Some very old maps show a railroad line once crossed the river at this location. I suspect that railroad was removed shortly after 1900, and the roadbed was used for the township road that once crossed the river valley at this location. When visiting the refuge in July of 2008, there was a construction project on the old roadbed. While I was not able to determine what the goal of the project was, it looks like they were adding fill to raise the road slightly. This might be to repair the road for refugee use, possibly for public use, or perhaps it is work that is part of building the new Minnesota Headwaters Trail.
The Big Stone National Wildlife Refuge was authorized in 1971 and established in 1975. At that time, the roadway on the north side of the river, Big Stone County highway 17, the bridge, and some farm roads on the south side of the river were incorporated into an Auto Tour Route for people to drive through the refuge. Several interpretive sites are marked along the tour route. The tour route attracts 150 to 175 vehicles a day during the mid to late summer. At that time, a small heard of buffalo is allowed to graze in a meadow within sight of the Auto Tour Route.
The Refuge Road Bridge was rebuilt in 2007. It has a new concrete deck, new asphalt approaches, and refurbished wooden guard rails. In fact, it appears to have been completely replaced, with only the NBI inventory number remaining from the 1933 structure. While this is not the bridge one would build for an expressway, it fits perfect in this location with limited traffic and beautiful scenery.

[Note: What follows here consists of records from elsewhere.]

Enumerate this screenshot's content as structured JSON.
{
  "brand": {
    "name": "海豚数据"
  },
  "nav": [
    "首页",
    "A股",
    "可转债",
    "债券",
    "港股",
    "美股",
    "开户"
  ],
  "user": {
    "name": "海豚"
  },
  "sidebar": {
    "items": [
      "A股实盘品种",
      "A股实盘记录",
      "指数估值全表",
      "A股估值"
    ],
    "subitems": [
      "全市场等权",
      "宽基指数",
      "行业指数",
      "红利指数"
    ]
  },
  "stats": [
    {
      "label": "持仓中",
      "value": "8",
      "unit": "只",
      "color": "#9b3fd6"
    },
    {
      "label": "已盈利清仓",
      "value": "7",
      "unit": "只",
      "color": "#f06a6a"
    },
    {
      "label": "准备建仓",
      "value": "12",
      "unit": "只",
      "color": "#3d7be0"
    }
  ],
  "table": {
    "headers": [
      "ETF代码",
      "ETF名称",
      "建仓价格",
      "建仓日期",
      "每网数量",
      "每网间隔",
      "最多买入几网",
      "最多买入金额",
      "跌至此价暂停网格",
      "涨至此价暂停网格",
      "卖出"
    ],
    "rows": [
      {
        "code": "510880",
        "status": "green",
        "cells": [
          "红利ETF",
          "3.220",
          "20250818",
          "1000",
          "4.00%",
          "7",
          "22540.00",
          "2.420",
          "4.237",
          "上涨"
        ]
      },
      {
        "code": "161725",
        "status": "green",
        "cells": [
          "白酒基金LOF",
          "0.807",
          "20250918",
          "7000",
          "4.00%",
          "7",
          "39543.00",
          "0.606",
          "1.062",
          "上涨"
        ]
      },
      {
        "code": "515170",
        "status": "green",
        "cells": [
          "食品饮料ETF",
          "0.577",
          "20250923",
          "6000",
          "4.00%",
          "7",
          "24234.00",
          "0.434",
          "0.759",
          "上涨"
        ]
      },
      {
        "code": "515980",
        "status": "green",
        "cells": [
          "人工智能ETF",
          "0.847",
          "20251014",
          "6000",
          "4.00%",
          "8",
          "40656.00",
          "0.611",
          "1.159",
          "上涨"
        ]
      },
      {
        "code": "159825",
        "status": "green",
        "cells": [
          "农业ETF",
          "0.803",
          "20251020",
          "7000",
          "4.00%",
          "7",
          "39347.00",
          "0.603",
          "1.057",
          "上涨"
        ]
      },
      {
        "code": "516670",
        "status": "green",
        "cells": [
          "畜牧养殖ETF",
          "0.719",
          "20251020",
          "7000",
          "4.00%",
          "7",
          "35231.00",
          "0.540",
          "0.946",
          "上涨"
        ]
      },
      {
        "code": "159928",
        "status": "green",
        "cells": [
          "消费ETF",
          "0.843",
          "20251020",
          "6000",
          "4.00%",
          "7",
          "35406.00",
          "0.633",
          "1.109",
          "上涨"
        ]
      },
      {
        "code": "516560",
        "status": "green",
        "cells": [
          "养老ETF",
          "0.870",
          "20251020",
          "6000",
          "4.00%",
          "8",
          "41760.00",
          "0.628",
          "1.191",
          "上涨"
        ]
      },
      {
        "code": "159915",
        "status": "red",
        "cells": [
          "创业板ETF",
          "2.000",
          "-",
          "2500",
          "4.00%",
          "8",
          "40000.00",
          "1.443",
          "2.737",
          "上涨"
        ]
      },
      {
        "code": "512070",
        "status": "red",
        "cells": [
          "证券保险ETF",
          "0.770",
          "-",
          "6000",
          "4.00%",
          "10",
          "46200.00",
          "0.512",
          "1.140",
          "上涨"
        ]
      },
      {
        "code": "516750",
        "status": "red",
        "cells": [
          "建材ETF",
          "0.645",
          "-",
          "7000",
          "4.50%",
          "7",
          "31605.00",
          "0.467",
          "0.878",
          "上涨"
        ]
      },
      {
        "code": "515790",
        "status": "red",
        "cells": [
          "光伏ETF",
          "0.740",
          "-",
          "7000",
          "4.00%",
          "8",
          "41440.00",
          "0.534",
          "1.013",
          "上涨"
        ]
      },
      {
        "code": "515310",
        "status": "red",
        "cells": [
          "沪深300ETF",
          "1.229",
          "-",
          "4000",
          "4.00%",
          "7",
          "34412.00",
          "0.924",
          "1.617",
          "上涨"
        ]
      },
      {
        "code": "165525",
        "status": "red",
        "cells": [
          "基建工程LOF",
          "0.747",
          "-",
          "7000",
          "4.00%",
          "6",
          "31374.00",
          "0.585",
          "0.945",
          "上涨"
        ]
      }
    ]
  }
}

The photo above is looking north down the length of the bridge deck. The highway originally continued due north towards highway MN-7. When the refuge was established, the road was diverted in a loop towards the west. A large stone quarry is located just to the east of the old highway alignment on the north side of the Minnesota River.